Situations where there are risk of falls include activities where a person is working:
- Off the ground – such as up on ladders and on elevated work platforms
- On the ground close to holes (such as near excavations), edges or ledges (such as on retaining walls)
- Near openings and holes where people could fall through (such as skylights)
- In areas where objects may fall from higher levels and cause injury
Eliminating risks before commencing work
Employers should apply the hierarchy of control when managing workplace hazards. Elimination of the risk of falls from heights should be done as much as possible in the design stage before any work is carried out.
Where possible plan activities so that work can be done from the ground or at ground level, which involve thinking outside the box and doing things differently. Ways of doing work on the ground instead of from heights include:
- Workers at ground level using tools with extendable handles to reach up (such as telescopic handles for painting or pruning)
- Prefabrication of roofs, wall frames and trusses at ground level
- Construction of walls using tilt up concrete panels
The next step: substitute with a safer surface
Where work is not able to be carried out from the ground or from a solid construction, adequate protection against the risk of falls must be provided. Examples include:
- Physical barriers or fall restraints around all perimeters and any openings, generally consisting of a top-rail at least 900mm above the working surface, a mid-rail and a toe board
- Providing edge protection
- Temporary elevated work platforms or scaffolds
- Even and accessible work surfaces and slopes
- Safe entry and exit points
Ensure that openings such as holes in floors are fenced off with secure barriers or covered over with safety mesh or timber sheeting.
What else can be done to manage working at heights?
Where a safer surface cannot be provided, engineering controls can be utilised which include:
- A ‘work positioning’ system where the worker is restrained and prevented from reaching an unguarded edge. These consists of a lanyard, a lifeline or a safety harness.
- A fall arrest system to prevent or reduce the severity of injury if a fall does occur. Examples include catch platforms, industrial safety nets, a lifeline, harness and rope grabs
Personal Protective Equipment
Individual fall arrest systems are classified as Personal Protective Equipment (PPE) and includes lanyard, a lifeline or a safety harness. PPE should be used only when other means of providing fall protection (such as scaffold, guardrails and elevated work platforms) have been considered and are not practicable.
Getting your workers onboard to work safely
Worker consultation is crucial during the start of the project, to allow sharing of information, giving workers reasonable opportunity to express views and participate in decision making about health and safety matters which will assist in reducing work related injuries.
You must ensure that information, training and instructions are provided to workers exposed to potential falls from working at heights, which should include:
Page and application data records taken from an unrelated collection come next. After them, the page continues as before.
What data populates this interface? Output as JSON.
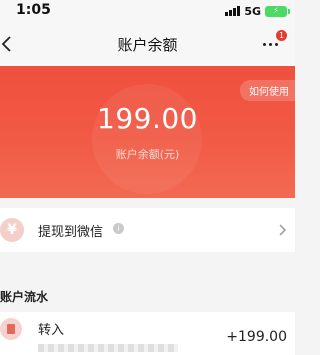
{
  "status_bar": {
    "time": "1:05",
    "network": "5G",
    "battery_icon": "battery-charging-icon"
  },
  "nav": {
    "title": "账户余额",
    "back_icon": "chevron-left-icon",
    "more_icon": "more-dots-icon",
    "badge_count": "1"
  },
  "balance_card": {
    "help_label": "如何使用",
    "amount": "199.00",
    "label": "账户余额(元)",
    "accent_color": "#f0503e"
  },
  "withdraw": {
    "icon_symbol": "¥",
    "label": "提现到微信",
    "info_icon": "info-icon",
    "chevron_icon": "chevron-right-icon"
  },
  "transactions": {
    "section_title": "账户流水",
    "items": [
      {
        "title": "转入",
        "amount": "+199.00",
        "icon": "transfer-in-icon"
      }
    ]
  }
}
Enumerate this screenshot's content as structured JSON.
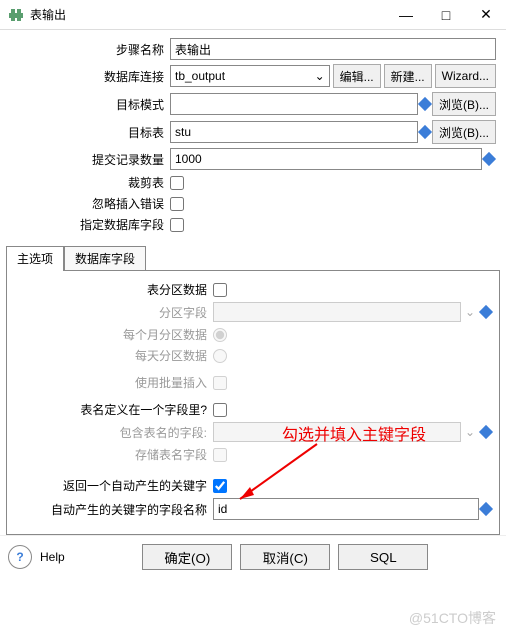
{
  "window": {
    "title": "表输出",
    "min": "—",
    "max": "□",
    "close": "✕"
  },
  "form": {
    "step_name_label": "步骤名称",
    "step_name_value": "表输出",
    "db_conn_label": "数据库连接",
    "db_conn_value": "tb_output",
    "edit_btn": "编辑...",
    "new_btn": "新建...",
    "wizard_btn": "Wizard...",
    "target_schema_label": "目标模式",
    "target_schema_value": "",
    "browse_btn": "浏览(B)...",
    "target_table_label": "目标表",
    "target_table_value": "stu",
    "commit_size_label": "提交记录数量",
    "commit_size_value": "1000",
    "truncate_label": "裁剪表",
    "ignore_err_label": "忽略插入错误",
    "specify_fields_label": "指定数据库字段"
  },
  "tabs": {
    "main": "主选项",
    "fields": "数据库字段"
  },
  "main_tab": {
    "partition_data_label": "表分区数据",
    "partition_field_label": "分区字段",
    "month_partition_label": "每个月分区数据",
    "day_partition_label": "每天分区数据",
    "batch_insert_label": "使用批量插入",
    "tablename_in_field_label": "表名定义在一个字段里?",
    "tablename_field_label": "包含表名的字段:",
    "store_tablename_label": "存储表名字段",
    "return_keys_label": "返回一个自动产生的关键字",
    "key_field_name_label": "自动产生的关键字的字段名称",
    "key_field_name_value": "id"
  },
  "annotation": "勾选并填入主键字段",
  "bottom": {
    "help": "Help",
    "ok": "确定(O)",
    "cancel": "取消(C)",
    "sql": "SQL"
  },
  "watermark": "@51CTO博客",
  "chevron": "⌄"
}
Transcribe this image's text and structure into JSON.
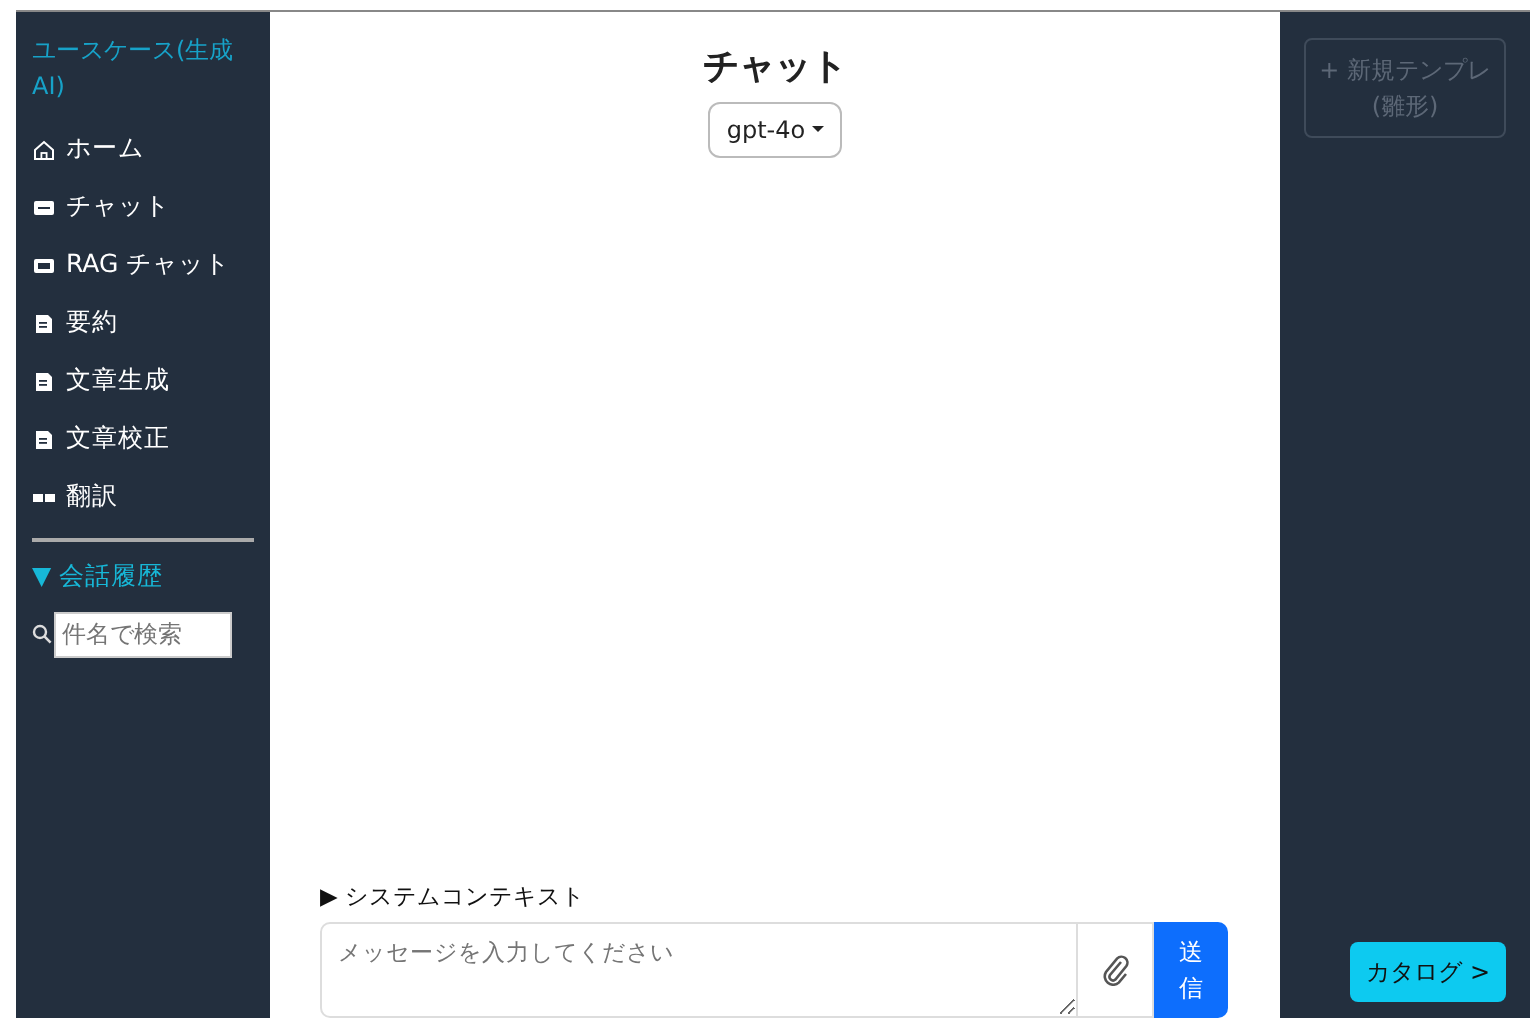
{
  "sidebar": {
    "title": "ユースケース(生成AI)",
    "items": [
      {
        "label": "ホーム",
        "kind": "home"
      },
      {
        "label": "チャット",
        "kind": "chat"
      },
      {
        "label": "RAG チャット",
        "kind": "rag"
      },
      {
        "label": "要約",
        "kind": "doc"
      },
      {
        "label": "文章生成",
        "kind": "doc"
      },
      {
        "label": "文章校正",
        "kind": "doc"
      },
      {
        "label": "翻訳",
        "kind": "translate"
      }
    ],
    "history": {
      "label": "▼ 会話履歴",
      "search_placeholder": "件名で検索"
    }
  },
  "main": {
    "title": "チャット",
    "model": "gpt-4o",
    "system_context": "▶ システムコンテキスト",
    "message_placeholder": "メッセージを入力してください",
    "send": "送信"
  },
  "right": {
    "new_template": "+ 新規テンプレ (雛形)",
    "new_template_disabled": true,
    "catalog": "カタログ >"
  }
}
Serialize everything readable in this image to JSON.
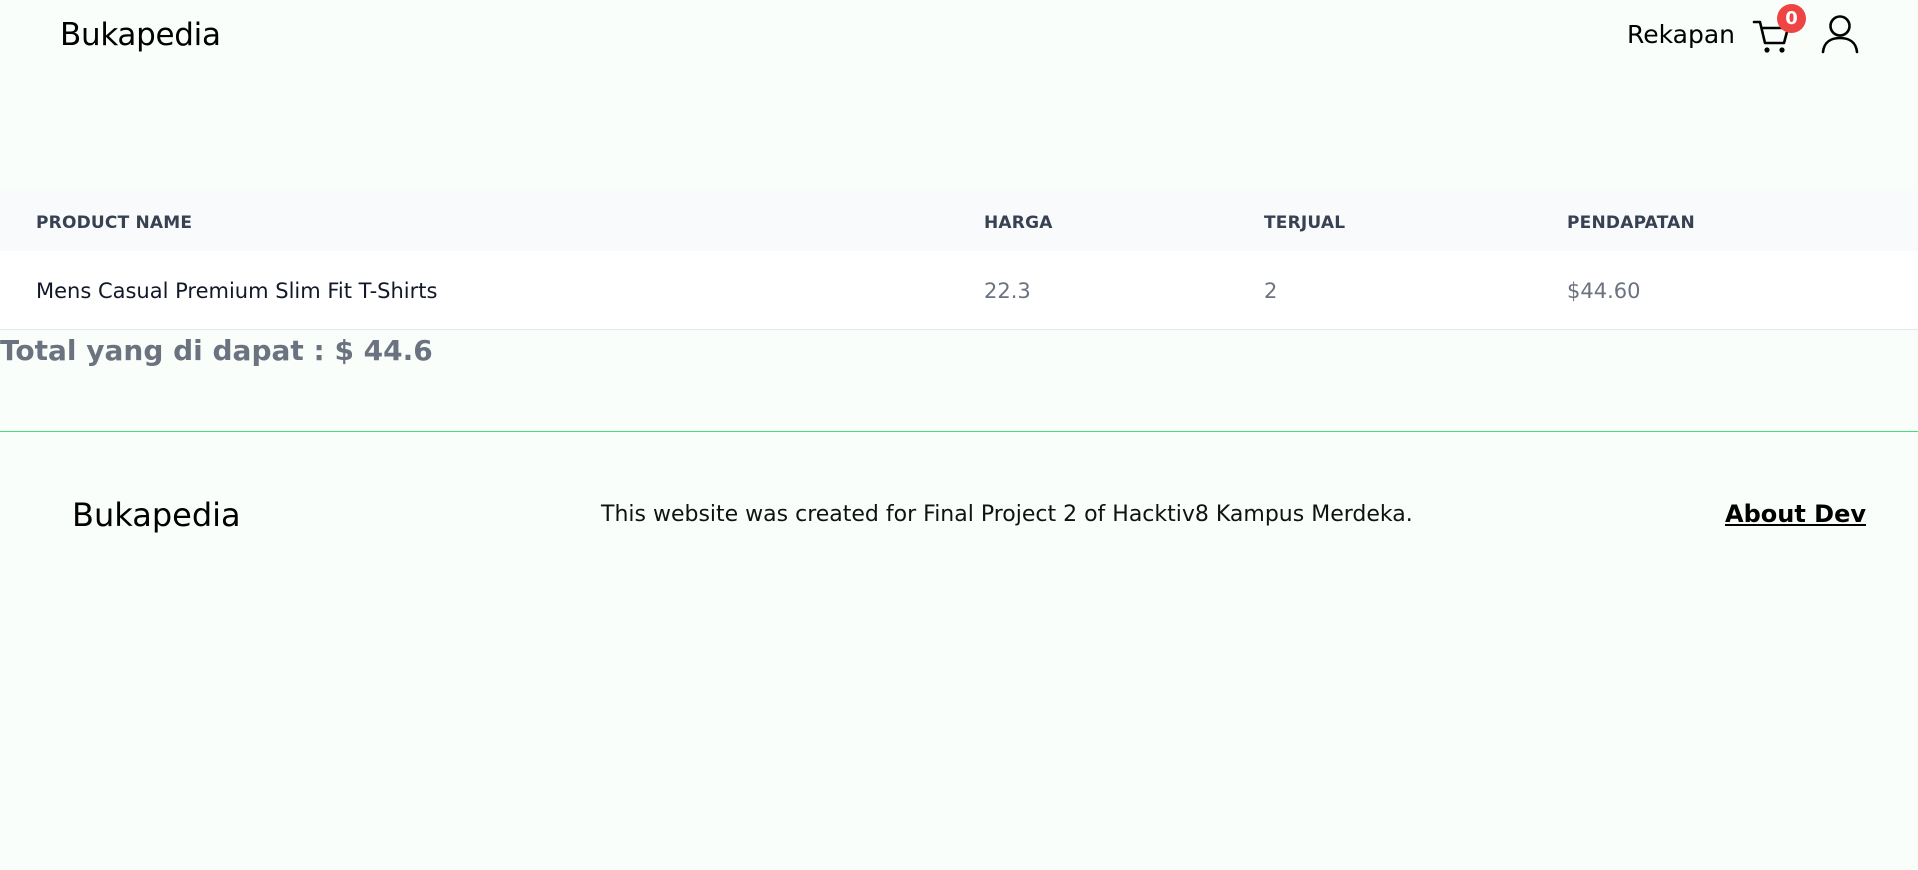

- The site specific hazards and risks associated with work performed at heights
- How to follow safety procedures associated with this work, including the contents of any SWMS
- The reasons fall protection measures have been put in place and how to use them correctly
- The proper use, wearing, storage and maintenance of PPE
- Information and training of procedures for emergency and rescue
Employers have responsibilities under work health and safety laws to ensure that falls hazards in the workplace are managed and controlled, especially in the construction industry where working at heights is inherent. Safe working at heights requires thinking outside the box, as well as putting processes in place which can be rigorous and does not come naturally. But all these efforts should be priceless if we remember that worker injuries should never be a cost of doing business.
- Safe Work Australia, “Key WHS Statistics Australia 2021”, safeworkaustralia.gov.au, accessed 24 Feb 2022.
- SafeWork NSW, “Incident Information Releases – Construction”, safework.nsw.gov.au, accessed 24 February 2022.